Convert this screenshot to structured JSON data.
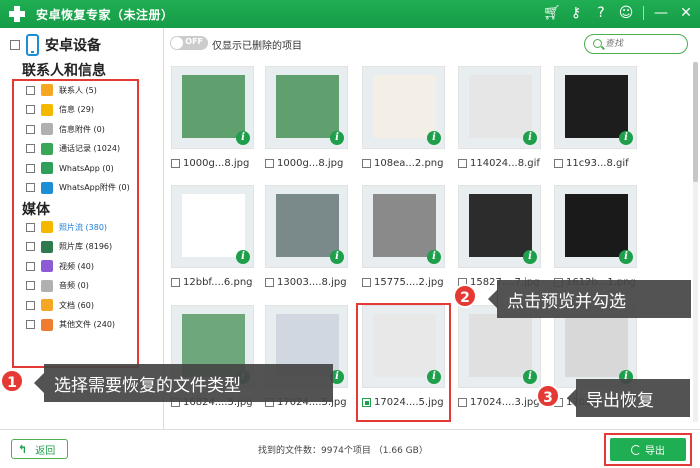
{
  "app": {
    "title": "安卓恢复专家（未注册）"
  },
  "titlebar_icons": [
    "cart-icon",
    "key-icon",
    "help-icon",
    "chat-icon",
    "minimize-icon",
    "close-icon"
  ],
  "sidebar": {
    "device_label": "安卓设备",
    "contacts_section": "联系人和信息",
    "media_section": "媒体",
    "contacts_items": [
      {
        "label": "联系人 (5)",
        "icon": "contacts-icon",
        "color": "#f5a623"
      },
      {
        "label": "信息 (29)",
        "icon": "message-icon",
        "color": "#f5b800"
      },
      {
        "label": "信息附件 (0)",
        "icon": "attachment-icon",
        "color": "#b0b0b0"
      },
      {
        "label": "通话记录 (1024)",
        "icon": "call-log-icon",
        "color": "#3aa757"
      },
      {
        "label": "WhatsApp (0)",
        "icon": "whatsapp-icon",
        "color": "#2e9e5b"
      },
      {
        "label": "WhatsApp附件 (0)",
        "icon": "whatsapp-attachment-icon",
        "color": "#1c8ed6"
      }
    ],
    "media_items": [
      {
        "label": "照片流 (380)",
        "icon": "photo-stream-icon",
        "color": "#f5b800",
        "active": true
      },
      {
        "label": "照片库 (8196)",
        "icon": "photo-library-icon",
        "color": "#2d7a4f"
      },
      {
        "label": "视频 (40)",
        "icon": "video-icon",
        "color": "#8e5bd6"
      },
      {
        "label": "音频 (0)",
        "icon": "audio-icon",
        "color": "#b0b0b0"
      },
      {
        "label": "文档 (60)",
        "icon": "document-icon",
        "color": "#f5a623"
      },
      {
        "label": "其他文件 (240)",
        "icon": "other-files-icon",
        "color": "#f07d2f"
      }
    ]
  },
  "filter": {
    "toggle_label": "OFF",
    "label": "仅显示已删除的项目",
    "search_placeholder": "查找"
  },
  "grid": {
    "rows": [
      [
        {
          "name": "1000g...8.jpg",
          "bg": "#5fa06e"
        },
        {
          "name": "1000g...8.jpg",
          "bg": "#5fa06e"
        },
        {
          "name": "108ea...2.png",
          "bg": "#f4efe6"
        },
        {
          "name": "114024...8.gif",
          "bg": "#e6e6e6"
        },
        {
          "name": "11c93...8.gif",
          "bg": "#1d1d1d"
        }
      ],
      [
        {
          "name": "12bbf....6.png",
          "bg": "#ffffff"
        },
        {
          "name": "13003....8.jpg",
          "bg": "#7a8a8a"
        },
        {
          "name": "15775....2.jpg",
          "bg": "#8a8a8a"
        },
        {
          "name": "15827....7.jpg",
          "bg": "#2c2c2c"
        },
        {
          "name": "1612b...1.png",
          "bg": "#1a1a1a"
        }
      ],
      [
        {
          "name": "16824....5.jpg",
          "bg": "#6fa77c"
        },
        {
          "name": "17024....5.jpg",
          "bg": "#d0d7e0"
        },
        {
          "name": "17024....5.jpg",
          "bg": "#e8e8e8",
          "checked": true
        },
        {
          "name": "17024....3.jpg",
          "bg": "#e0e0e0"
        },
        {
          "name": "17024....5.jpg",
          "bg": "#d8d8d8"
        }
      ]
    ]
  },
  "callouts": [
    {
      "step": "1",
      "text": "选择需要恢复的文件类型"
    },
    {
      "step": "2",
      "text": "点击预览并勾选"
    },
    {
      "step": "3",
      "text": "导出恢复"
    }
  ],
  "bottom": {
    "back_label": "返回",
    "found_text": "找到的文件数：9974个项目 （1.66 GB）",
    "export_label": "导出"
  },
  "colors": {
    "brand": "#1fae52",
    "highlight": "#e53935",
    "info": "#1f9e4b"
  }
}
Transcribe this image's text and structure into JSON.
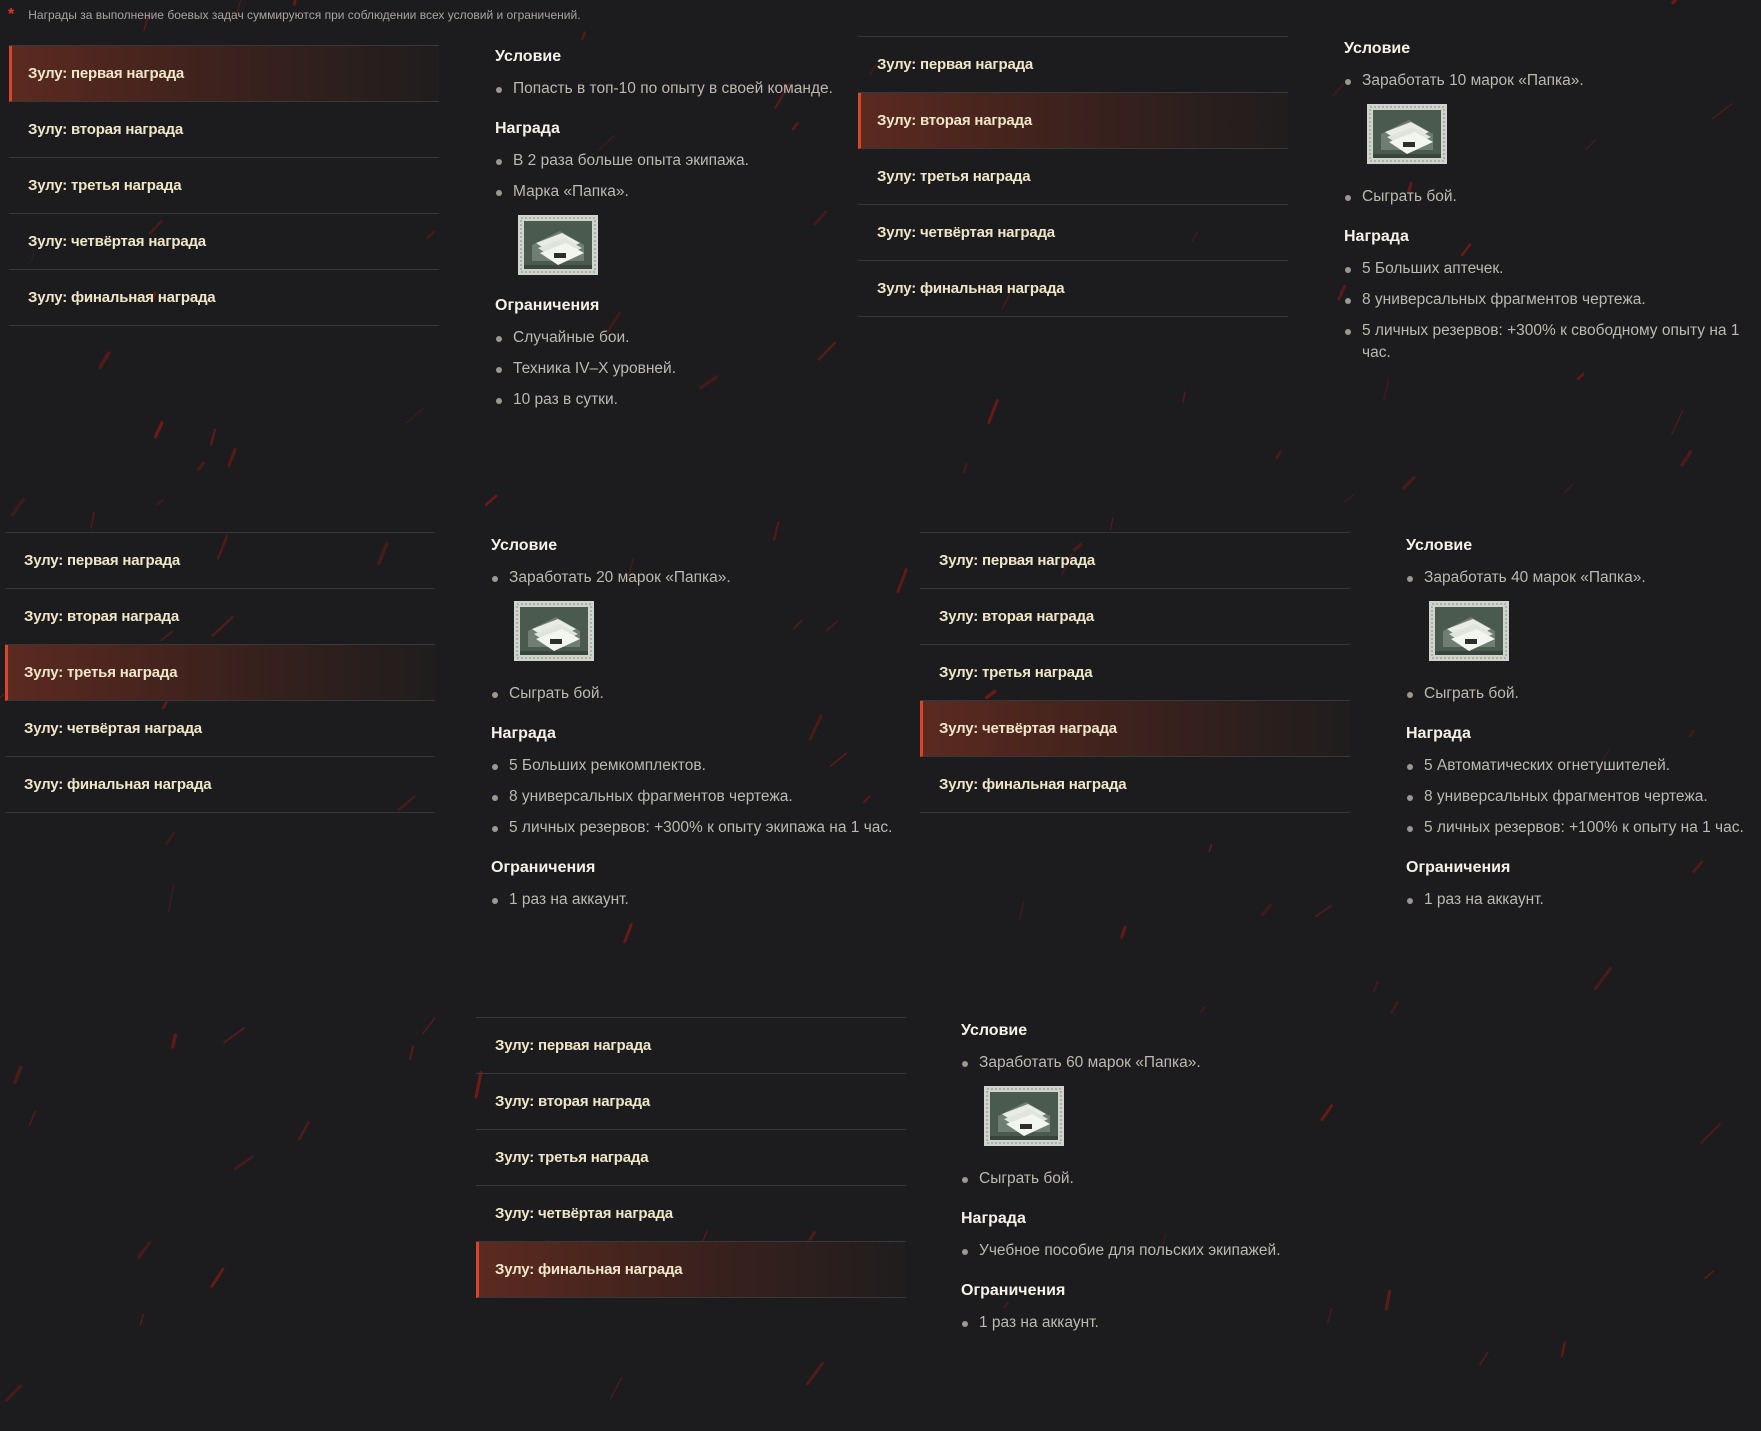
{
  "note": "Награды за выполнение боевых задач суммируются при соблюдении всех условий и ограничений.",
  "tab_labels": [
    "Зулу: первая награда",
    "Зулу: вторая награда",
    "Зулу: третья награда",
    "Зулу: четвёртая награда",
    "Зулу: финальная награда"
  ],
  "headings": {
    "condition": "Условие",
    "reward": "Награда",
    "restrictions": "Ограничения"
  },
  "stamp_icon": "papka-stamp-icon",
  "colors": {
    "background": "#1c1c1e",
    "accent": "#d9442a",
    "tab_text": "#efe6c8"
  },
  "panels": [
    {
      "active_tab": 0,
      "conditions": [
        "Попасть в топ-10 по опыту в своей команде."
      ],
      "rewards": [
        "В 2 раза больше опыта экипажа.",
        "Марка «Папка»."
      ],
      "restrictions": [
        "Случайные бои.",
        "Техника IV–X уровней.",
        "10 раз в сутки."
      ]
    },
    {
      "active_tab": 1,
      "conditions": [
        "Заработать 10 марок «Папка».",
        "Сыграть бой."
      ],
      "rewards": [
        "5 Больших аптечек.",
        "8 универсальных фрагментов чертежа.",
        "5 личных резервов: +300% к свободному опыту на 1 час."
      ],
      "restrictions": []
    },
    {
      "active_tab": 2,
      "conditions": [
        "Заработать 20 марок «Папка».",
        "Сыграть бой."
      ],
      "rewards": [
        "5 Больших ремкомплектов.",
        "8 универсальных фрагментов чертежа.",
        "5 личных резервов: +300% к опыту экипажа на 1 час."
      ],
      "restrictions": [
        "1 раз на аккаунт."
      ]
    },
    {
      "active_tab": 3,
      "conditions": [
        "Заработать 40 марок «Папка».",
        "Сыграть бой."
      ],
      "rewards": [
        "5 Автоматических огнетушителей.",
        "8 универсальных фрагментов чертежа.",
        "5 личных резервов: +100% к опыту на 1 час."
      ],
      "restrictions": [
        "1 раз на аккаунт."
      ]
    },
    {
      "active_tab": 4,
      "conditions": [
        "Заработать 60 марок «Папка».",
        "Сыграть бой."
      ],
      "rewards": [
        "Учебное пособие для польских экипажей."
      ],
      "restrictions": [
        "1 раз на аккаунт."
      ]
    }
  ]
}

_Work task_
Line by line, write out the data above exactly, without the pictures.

_Answer to this task_
Convert this screenshot to structured JSON data.
{
  "app": {
    "title": "安卓恢复专家（未注册）"
  },
  "titlebar_icons": [
    "cart-icon",
    "key-icon",
    "help-icon",
    "chat-icon",
    "minimize-icon",
    "close-icon"
  ],
  "sidebar": {
    "device_label": "安卓设备",
    "contacts_section": "联系人和信息",
    "media_section": "媒体",
    "contacts_items": [
      {
        "label": "联系人 (5)",
        "icon": "contacts-icon",
        "color": "#f5a623"
      },
      {
        "label": "信息 (29)",
        "icon": "message-icon",
        "color": "#f5b800"
      },
      {
        "label": "信息附件 (0)",
        "icon": "attachment-icon",
        "color": "#b0b0b0"
      },
      {
        "label": "通话记录 (1024)",
        "icon": "call-log-icon",
        "color": "#3aa757"
      },
      {
        "label": "WhatsApp (0)",
        "icon": "whatsapp-icon",
        "color": "#2e9e5b"
      },
      {
        "label": "WhatsApp附件 (0)",
        "icon": "whatsapp-attachment-icon",
        "color": "#1c8ed6"
      }
    ],
    "media_items": [
      {
        "label": "照片流 (380)",
        "icon": "photo-stream-icon",
        "color": "#f5b800",
        "active": true
      },
      {
        "label": "照片库 (8196)",
        "icon": "photo-library-icon",
        "color": "#2d7a4f"
      },
      {
        "label": "视频 (40)",
        "icon": "video-icon",
        "color": "#8e5bd6"
      },
      {
        "label": "音频 (0)",
        "icon": "audio-icon",
        "color": "#b0b0b0"
      },
      {
        "label": "文档 (60)",
        "icon": "document-icon",
        "color": "#f5a623"
      },
      {
        "label": "其他文件 (240)",
        "icon": "other-files-icon",
        "color": "#f07d2f"
      }
    ]
  },
  "filter": {
    "toggle_label": "OFF",
    "label": "仅显示已删除的项目",
    "search_placeholder": "查找"
  },
  "grid": {
    "rows": [
      [
        {
          "name": "1000g...8.jpg",
          "bg": "#5fa06e"
        },
        {
          "name": "1000g...8.jpg",
          "bg": "#5fa06e"
        },
        {
          "name": "108ea...2.png",
          "bg": "#f4efe6"
        },
        {
          "name": "114024...8.gif",
          "bg": "#e6e6e6"
        },
        {
          "name": "11c93...8.gif",
          "bg": "#1d1d1d"
        }
      ],
      [
        {
          "name": "12bbf....6.png",
          "bg": "#ffffff"
        },
        {
          "name": "13003....8.jpg",
          "bg": "#7a8a8a"
        },
        {
          "name": "15775....2.jpg",
          "bg": "#8a8a8a"
        },
        {
          "name": "15827....7.jpg",
          "bg": "#2c2c2c"
        },
        {
          "name": "1612b...1.png",
          "bg": "#1a1a1a"
        }
      ],
      [
        {
          "name": "16824....5.jpg",
          "bg": "#6fa77c"
        },
        {
          "name": "17024....5.jpg",
          "bg": "#d0d7e0"
        },
        {
          "name": "17024....5.jpg",
          "bg": "#e8e8e8",
          "checked": true
        },
        {
          "name": "17024....3.jpg",
          "bg": "#e0e0e0"
        },
        {
          "name": "17024....5.jpg",
          "bg": "#d8d8d8"
        }
      ]
    ]
  },
  "callouts": [
    {
      "step": "1",
      "text": "选择需要恢复的文件类型"
    },
    {
      "step": "2",
      "text": "点击预览并勾选"
    },
    {
      "step": "3",
      "text": "导出恢复"
    }
  ],
  "bottom": {
    "back_label": "返回",
    "found_text": "找到的文件数：9974个项目 （1.66 GB）",
    "export_label": "导出"
  },
  "colors": {
    "brand": "#1fae52",
    "highlight": "#e53935",
    "info": "#1f9e4b"
  }
}
Transcribe this image's text and structure into JSON.
{
  "note": "Награды за выполнение боевых задач суммируются при соблюдении всех условий и ограничений.",
  "tab_labels": [
    "Зулу: первая награда",
    "Зулу: вторая награда",
    "Зулу: третья награда",
    "Зулу: четвёртая награда",
    "Зулу: финальная награда"
  ],
  "headings": {
    "condition": "Условие",
    "reward": "Награда",
    "restrictions": "Ограничения"
  },
  "stamp_icon": "papka-stamp-icon",
  "colors": {
    "background": "#1c1c1e",
    "accent": "#d9442a",
    "tab_text": "#efe6c8"
  },
  "panels": [
    {
      "active_tab": 0,
      "conditions": [
        "Попасть в топ-10 по опыту в своей команде."
      ],
      "rewards": [
        "В 2 раза больше опыта экипажа.",
        "Марка «Папка»."
      ],
      "restrictions": [
        "Случайные бои.",
        "Техника IV–X уровней.",
        "10 раз в сутки."
      ]
    },
    {
      "active_tab": 1,
      "conditions": [
        "Заработать 10 марок «Папка».",
        "Сыграть бой."
      ],
      "rewards": [
        "5 Больших аптечек.",
        "8 универсальных фрагментов чертежа.",
        "5 личных резервов: +300% к свободному опыту на 1 час."
      ],
      "restrictions": []
    },
    {
      "active_tab": 2,
      "conditions": [
        "Заработать 20 марок «Папка».",
        "Сыграть бой."
      ],
      "rewards": [
        "5 Больших ремкомплектов.",
        "8 универсальных фрагментов чертежа.",
        "5 личных резервов: +300% к опыту экипажа на 1 час."
      ],
      "restrictions": [
        "1 раз на аккаунт."
      ]
    },
    {
      "active_tab": 3,
      "conditions": [
        "Заработать 40 марок «Папка».",
        "Сыграть бой."
      ],
      "rewards": [
        "5 Автоматических огнетушителей.",
        "8 универсальных фрагментов чертежа.",
        "5 личных резервов: +100% к опыту на 1 час."
      ],
      "restrictions": [
        "1 раз на аккаунт."
      ]
    },
    {
      "active_tab": 4,
      "conditions": [
        "Заработать 60 марок «Папка».",
        "Сыграть бой."
      ],
      "rewards": [
        "Учебное пособие для польских экипажей."
      ],
      "restrictions": [
        "1 раз на аккаунт."
      ]
    }
  ]
}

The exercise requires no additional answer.